Here’s Proof That Trading With Beijing Is Screwing American Workers

Here’s Proof That Trading With Beijing Is Screwing American Workers

Many Americans already believe, intuitively, that cheap imports from China threaten manufacturing jobs in the United States. But while there’s plenty of anecdotal evidence to support this — stories of factories closing and companies relocating — economists and policymakers have always asserted that the benefits of increased trade outweigh the initial costs.

Now, a study by the National Bureau of Economic Research proves that increased trade with China has more significant long-term effects on blue-collar workers than previously thought. The impact has been particularly profound because China’s dramatic export growth has outpaced U.S. firms’ ability to adjust.

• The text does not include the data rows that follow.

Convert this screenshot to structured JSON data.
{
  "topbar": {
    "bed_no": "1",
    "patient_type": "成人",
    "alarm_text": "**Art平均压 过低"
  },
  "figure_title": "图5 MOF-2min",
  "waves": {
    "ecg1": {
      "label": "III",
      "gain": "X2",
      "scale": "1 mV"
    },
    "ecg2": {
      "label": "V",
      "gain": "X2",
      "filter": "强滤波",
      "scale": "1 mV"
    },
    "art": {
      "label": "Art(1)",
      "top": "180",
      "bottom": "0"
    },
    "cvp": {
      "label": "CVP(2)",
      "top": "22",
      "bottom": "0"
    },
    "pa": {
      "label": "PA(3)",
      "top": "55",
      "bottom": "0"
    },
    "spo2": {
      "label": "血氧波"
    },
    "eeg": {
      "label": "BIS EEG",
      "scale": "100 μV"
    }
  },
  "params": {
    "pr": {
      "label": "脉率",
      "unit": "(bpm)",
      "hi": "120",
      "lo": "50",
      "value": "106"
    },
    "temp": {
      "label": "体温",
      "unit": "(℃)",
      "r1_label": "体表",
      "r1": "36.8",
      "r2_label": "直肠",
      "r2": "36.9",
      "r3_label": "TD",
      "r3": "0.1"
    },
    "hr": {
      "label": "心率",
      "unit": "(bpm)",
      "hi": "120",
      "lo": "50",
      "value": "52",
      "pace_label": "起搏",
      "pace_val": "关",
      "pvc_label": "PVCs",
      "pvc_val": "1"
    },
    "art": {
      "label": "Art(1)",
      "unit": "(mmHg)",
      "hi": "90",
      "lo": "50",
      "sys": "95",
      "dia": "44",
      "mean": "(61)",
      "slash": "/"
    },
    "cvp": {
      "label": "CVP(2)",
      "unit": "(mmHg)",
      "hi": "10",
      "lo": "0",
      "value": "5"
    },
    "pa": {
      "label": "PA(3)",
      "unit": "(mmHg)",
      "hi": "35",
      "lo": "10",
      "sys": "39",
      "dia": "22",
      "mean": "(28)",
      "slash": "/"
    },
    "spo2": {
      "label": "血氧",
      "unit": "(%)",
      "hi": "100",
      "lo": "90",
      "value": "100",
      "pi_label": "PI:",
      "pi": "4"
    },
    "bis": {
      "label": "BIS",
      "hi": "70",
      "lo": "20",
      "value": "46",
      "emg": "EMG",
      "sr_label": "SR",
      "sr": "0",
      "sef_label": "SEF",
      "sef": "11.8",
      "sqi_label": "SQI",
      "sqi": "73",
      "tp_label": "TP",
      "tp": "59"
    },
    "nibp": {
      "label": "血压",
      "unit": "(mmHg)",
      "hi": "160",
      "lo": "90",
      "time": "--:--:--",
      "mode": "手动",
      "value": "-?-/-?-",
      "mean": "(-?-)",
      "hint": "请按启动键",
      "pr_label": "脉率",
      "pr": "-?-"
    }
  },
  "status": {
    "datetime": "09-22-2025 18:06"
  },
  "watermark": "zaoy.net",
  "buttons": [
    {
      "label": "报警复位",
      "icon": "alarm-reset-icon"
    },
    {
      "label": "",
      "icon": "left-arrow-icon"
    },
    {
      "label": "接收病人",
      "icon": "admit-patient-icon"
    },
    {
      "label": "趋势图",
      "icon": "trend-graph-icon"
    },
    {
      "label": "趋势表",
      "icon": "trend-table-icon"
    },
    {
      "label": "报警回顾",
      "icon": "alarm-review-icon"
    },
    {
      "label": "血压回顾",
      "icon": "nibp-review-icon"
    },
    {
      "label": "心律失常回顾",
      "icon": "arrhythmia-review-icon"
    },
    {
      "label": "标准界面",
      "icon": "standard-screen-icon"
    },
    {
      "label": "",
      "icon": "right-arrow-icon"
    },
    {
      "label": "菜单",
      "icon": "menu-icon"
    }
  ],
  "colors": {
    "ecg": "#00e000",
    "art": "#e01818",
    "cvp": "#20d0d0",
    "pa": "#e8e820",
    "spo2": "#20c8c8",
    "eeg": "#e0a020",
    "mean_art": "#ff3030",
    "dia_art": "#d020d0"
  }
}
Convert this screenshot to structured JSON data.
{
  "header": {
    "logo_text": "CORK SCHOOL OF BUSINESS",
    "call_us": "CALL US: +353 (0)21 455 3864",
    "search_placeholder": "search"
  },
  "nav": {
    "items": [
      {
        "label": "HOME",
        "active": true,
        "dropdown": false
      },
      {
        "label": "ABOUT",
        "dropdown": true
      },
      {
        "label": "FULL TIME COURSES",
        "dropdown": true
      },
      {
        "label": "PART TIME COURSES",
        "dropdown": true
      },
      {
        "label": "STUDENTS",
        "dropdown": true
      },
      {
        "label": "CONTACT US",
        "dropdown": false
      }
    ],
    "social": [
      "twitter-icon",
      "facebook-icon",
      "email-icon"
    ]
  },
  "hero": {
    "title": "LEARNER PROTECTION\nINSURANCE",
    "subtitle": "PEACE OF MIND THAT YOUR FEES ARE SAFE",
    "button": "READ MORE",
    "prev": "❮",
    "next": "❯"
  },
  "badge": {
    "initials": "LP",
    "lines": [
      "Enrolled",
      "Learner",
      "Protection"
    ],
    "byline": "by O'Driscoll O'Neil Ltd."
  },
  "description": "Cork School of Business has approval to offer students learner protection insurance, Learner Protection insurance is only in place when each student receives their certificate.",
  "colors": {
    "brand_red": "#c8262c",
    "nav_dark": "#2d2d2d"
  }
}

The study, by economists David AutorDavid DornGordon Hanson, and Jae Song, looked at the impacts of increasing trade with China on the employment and earnings of nearly 900,000 American workers between 1991 and 2007. During that period, China’s share of world manufacturing exports grew considerably, from just two percent in 1990 to 12 percent in 2007 and 16 percent in 2011. Meanwhile, the number of US factory workers fell by nearly 10 percent between 1991 and 2001, and by another 16 percent in the subsequent years.  


Workers across skill and seniority levels were affected by exposure to trade with China, though lower-wage workers bore the brunt — particularly if they had less overall experience and were employed with larger firms.

Workers with the highest industry trade exposure — such as those working in toys or apparel — were far more likely to leave their employer, either voluntarily before layoffs or as part of mass layoffs. They were also more likely to exit their industry than those with less exposure. The researchers argue that this indicates “workers possess job or industry-specific skills that they can no longer gainfully employ once they leave the initial firm or industry.”

One of the study’s most interesting findings is that women were disproportionately harmed by trade shocks than men, largely because women comprise a higher proportion of low-wage workers. While the men, who tended to by higher-wage and longer-tenured workers, were also impacted by trade exposure, they were more able to mitigate their losses by changing jobs before mass layoffs occurred. High trade exposure also correlated with a greater reliance on unemployment and disability benefits among manufacturing workers.

Of course, trade with China isn’t the only issue the American worker faces. But the provocative study joins a growing body of research focused on the domestic impacts of China’s meteoric rise as a world exporter of manufactured products. While this particular study suggests that U.S. manufacturing firms aren’t able to cope with China’s rapid export growth – potential leading to more profound effects on employment and wages, others are looking at the role of policy on this phenomenon. A Yale study from earlier this year linked the sharp decline in U.S. manufacturing jobs after 2001 to a significant shift in U.S. trade policy with China the year before.